◆ REQUIREMENT
Lines in which "無法強化" appears should be pulled from the data below.

Stored entries:
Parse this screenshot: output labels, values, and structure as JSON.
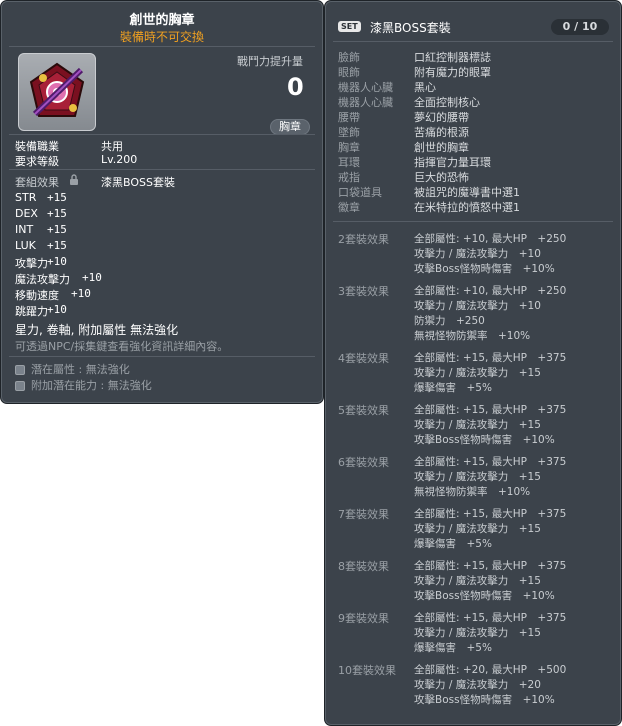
{
  "item": {
    "name": "創世的胸章",
    "trade_notice": "裝備時不可交換",
    "combat_power_label": "戰鬥力提升量",
    "combat_power_value": "0",
    "category_badge": "胸章",
    "job_label": "裝備職業",
    "job_value": "共用",
    "level_label": "要求等級",
    "level_value": "Lv.200",
    "set_label": "套組效果",
    "set_value": "漆黑BOSS套裝",
    "stats": [
      {
        "name": "STR",
        "value": "+15"
      },
      {
        "name": "DEX",
        "value": "+15"
      },
      {
        "name": "INT",
        "value": "+15"
      },
      {
        "name": "LUK",
        "value": "+15"
      },
      {
        "name": "攻擊力",
        "value": "+10"
      },
      {
        "name": "魔法攻擊力",
        "value": "+10"
      },
      {
        "name": "移動速度",
        "value": "+10"
      },
      {
        "name": "跳躍力",
        "value": "+10"
      }
    ],
    "restrictions": "星力, 卷軸, 附加屬性 無法強化",
    "npc_note": "可透過NPC/採集鍵查看強化資訊詳細內容。",
    "potential_label": "潛在屬性",
    "potential_value": "無法強化",
    "bonus_potential_label": "附加潛在能力",
    "bonus_potential_value": "無法強化"
  },
  "set_panel": {
    "tag": "SET",
    "title": "漆黑BOSS套裝",
    "count": "0 / 10",
    "pieces": [
      {
        "slot": "臉飾",
        "name": "口紅控制器標誌"
      },
      {
        "slot": "眼飾",
        "name": "附有魔力的眼罩"
      },
      {
        "slot": "機器人心臟",
        "name": "黑心"
      },
      {
        "slot": "機器人心臟",
        "name": "全面控制核心"
      },
      {
        "slot": "腰帶",
        "name": "夢幻的腰帶"
      },
      {
        "slot": "墜飾",
        "name": "苦痛的根源"
      },
      {
        "slot": "胸章",
        "name": "創世的胸章"
      },
      {
        "slot": "耳環",
        "name": "指揮官力量耳環"
      },
      {
        "slot": "戒指",
        "name": "巨大的恐怖"
      },
      {
        "slot": "口袋道具",
        "name": "被詛咒的魔導書中選1"
      },
      {
        "slot": "徽章",
        "name": "在米特拉的憤怒中選1"
      }
    ],
    "effects": [
      {
        "label": "2套裝效果",
        "lines": [
          "全部屬性: +10, 最大HP　+250",
          "攻擊力 / 魔法攻擊力　+10",
          "攻擊Boss怪物時傷害　+10%"
        ]
      },
      {
        "label": "3套裝效果",
        "lines": [
          "全部屬性: +10, 最大HP　+250",
          "攻擊力 / 魔法攻擊力　+10",
          "防禦力　+250",
          "無視怪物防禦率　+10%"
        ]
      },
      {
        "label": "4套裝效果",
        "lines": [
          "全部屬性: +15, 最大HP　+375",
          "攻擊力 / 魔法攻擊力　+15",
          "爆擊傷害　+5%"
        ]
      },
      {
        "label": "5套裝效果",
        "lines": [
          "全部屬性: +15, 最大HP　+375",
          "攻擊力 / 魔法攻擊力　+15",
          "攻擊Boss怪物時傷害　+10%"
        ]
      },
      {
        "label": "6套裝效果",
        "lines": [
          "全部屬性: +15, 最大HP　+375",
          "攻擊力 / 魔法攻擊力　+15",
          "無視怪物防禦率　+10%"
        ]
      },
      {
        "label": "7套裝效果",
        "lines": [
          "全部屬性: +15, 最大HP　+375",
          "攻擊力 / 魔法攻擊力　+15",
          "爆擊傷害　+5%"
        ]
      },
      {
        "label": "8套裝效果",
        "lines": [
          "全部屬性: +15, 最大HP　+375",
          "攻擊力 / 魔法攻擊力　+15",
          "攻擊Boss怪物時傷害　+10%"
        ]
      },
      {
        "label": "9套裝效果",
        "lines": [
          "全部屬性: +15, 最大HP　+375",
          "攻擊力 / 魔法攻擊力　+15",
          "爆擊傷害　+5%"
        ]
      },
      {
        "label": "10套裝效果",
        "lines": [
          "全部屬性: +20, 最大HP　+500",
          "攻擊力 / 魔法攻擊力　+20",
          "攻擊Boss怪物時傷害　+10%"
        ]
      }
    ]
  },
  "icons": {
    "item": "emblem-item-icon",
    "lock": "lock-icon",
    "bullet": "square-bullet-icon"
  },
  "colors": {
    "panel_bg": "#3c434b",
    "trade_notice": "#f0a020"
  }
}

◆ ANSWER BOX
    "restrictions": "星力, 卷軸, 附加屬性 無法強化",
    "potential_value": "無法強化",
    "bonus_potential_value": "無法強化"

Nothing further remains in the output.